* **What the task requires**: Set down the data again in full, keeping every line exactly as it is.

* **Extracted data**:
Content starts

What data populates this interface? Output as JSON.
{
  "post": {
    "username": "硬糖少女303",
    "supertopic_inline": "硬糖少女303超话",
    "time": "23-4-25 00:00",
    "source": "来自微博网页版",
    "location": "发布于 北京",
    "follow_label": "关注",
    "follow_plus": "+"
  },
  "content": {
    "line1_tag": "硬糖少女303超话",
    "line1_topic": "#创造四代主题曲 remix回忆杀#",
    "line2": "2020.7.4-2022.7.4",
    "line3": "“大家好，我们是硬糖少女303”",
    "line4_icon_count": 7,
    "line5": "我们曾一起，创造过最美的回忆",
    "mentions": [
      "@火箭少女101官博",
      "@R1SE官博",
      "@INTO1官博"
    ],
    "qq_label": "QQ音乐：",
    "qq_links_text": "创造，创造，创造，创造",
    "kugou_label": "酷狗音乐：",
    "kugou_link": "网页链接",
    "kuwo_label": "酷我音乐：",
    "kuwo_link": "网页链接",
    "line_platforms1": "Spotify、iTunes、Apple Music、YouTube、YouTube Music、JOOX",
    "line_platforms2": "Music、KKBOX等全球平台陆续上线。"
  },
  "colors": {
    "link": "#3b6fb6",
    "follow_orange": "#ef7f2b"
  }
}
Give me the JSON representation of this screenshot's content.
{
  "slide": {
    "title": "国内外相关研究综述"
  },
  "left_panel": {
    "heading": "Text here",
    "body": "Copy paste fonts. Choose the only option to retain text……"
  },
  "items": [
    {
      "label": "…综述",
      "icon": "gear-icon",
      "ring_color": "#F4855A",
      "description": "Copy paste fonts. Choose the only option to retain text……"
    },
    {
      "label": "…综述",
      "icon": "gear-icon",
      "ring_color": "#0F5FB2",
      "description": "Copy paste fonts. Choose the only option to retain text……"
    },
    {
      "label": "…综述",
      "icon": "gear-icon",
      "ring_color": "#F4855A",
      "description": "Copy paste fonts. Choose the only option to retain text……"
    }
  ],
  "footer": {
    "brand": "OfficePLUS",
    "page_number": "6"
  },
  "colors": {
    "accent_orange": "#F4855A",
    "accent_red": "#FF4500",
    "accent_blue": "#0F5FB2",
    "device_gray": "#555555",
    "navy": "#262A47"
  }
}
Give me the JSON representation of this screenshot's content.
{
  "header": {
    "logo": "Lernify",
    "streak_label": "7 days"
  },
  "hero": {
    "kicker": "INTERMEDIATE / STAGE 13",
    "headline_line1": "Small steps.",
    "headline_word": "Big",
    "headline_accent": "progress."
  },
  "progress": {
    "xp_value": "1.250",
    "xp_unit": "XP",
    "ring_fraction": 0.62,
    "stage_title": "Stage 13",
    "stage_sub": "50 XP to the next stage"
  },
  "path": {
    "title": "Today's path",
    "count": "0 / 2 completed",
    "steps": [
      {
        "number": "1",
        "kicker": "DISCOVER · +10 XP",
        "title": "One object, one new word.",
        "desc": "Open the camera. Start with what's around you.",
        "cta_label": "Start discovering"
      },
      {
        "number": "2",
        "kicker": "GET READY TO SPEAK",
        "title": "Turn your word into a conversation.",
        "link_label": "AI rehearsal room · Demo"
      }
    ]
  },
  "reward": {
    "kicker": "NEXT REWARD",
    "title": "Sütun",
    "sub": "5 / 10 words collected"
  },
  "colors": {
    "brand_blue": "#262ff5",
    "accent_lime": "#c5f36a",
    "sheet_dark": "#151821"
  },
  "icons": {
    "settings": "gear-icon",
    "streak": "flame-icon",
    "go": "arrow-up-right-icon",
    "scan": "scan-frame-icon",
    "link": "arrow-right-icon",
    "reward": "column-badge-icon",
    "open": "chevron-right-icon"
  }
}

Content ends

* **Result of the task**:
What data populates this interface? Output as JSON.
{
  "post": {
    "username": "硬糖少女303",
    "supertopic_inline": "硬糖少女303超话",
    "time": "23-4-25 00:00",
    "source": "来自微博网页版",
    "location": "发布于 北京",
    "follow_label": "关注",
    "follow_plus": "+"
  },
  "content": {
    "line1_tag": "硬糖少女303超话",
    "line1_topic": "#创造四代主题曲 remix回忆杀#",
    "line2": "2020.7.4-2022.7.4",
    "line3": "“大家好，我们是硬糖少女303”",
    "line4_icon_count": 7,
    "line5": "我们曾一起，创造过最美的回忆",
    "mentions": [
      "@火箭少女101官博",
      "@R1SE官博",
      "@INTO1官博"
    ],
    "qq_label": "QQ音乐：",
    "qq_links_text": "创造，创造，创造，创造",
    "kugou_label": "酷狗音乐：",
    "kugou_link": "网页链接",
    "kuwo_label": "酷我音乐：",
    "kuwo_link": "网页链接",
    "line_platforms1": "Spotify、iTunes、Apple Music、YouTube、YouTube Music、JOOX",
    "line_platforms2": "Music、KKBOX等全球平台陆续上线。"
  },
  "colors": {
    "link": "#3b6fb6",
    "follow_orange": "#ef7f2b"
  }
}
Give me the JSON representation of this screenshot's content.
{
  "slide": {
    "title": "国内外相关研究综述"
  },
  "left_panel": {
    "heading": "Text here",
    "body": "Copy paste fonts. Choose the only option to retain text……"
  },
  "items": [
    {
      "label": "…综述",
      "icon": "gear-icon",
      "ring_color": "#F4855A",
      "description": "Copy paste fonts. Choose the only option to retain text……"
    },
    {
      "label": "…综述",
      "icon": "gear-icon",
      "ring_color": "#0F5FB2",
      "description": "Copy paste fonts. Choose the only option to retain text……"
    },
    {
      "label": "…综述",
      "icon": "gear-icon",
      "ring_color": "#F4855A",
      "description": "Copy paste fonts. Choose the only option to retain text……"
    }
  ],
  "footer": {
    "brand": "OfficePLUS",
    "page_number": "6"
  },
  "colors": {
    "accent_orange": "#F4855A",
    "accent_red": "#FF4500",
    "accent_blue": "#0F5FB2",
    "device_gray": "#555555",
    "navy": "#262A47"
  }
}
Give me the JSON representation of this screenshot's content.
{
  "header": {
    "logo": "Lernify",
    "streak_label": "7 days"
  },
  "hero": {
    "kicker": "INTERMEDIATE / STAGE 13",
    "headline_line1": "Small steps.",
    "headline_word": "Big",
    "headline_accent": "progress."
  },
  "progress": {
    "xp_value": "1.250",
    "xp_unit": "XP",
    "ring_fraction": 0.62,
    "stage_title": "Stage 13",
    "stage_sub": "50 XP to the next stage"
  },
  "path": {
    "title": "Today's path",
    "count": "0 / 2 completed",
    "steps": [
      {
        "number": "1",
        "kicker": "DISCOVER · +10 XP",
        "title": "One object, one new word.",
        "desc": "Open the camera. Start with what's around you.",
        "cta_label": "Start discovering"
      },
      {
        "number": "2",
        "kicker": "GET READY TO SPEAK",
        "title": "Turn your word into a conversation.",
        "link_label": "AI rehearsal room · Demo"
      }
    ]
  },
  "reward": {
    "kicker": "NEXT REWARD",
    "title": "Sütun",
    "sub": "5 / 10 words collected"
  },
  "colors": {
    "brand_blue": "#262ff5",
    "accent_lime": "#c5f36a",
    "sheet_dark": "#151821"
  },
  "icons": {
    "settings": "gear-icon",
    "streak": "flame-icon",
    "go": "arrow-up-right-icon",
    "scan": "scan-frame-icon",
    "link": "arrow-right-icon",
    "reward": "column-badge-icon",
    "open": "chevron-right-icon"
  }
}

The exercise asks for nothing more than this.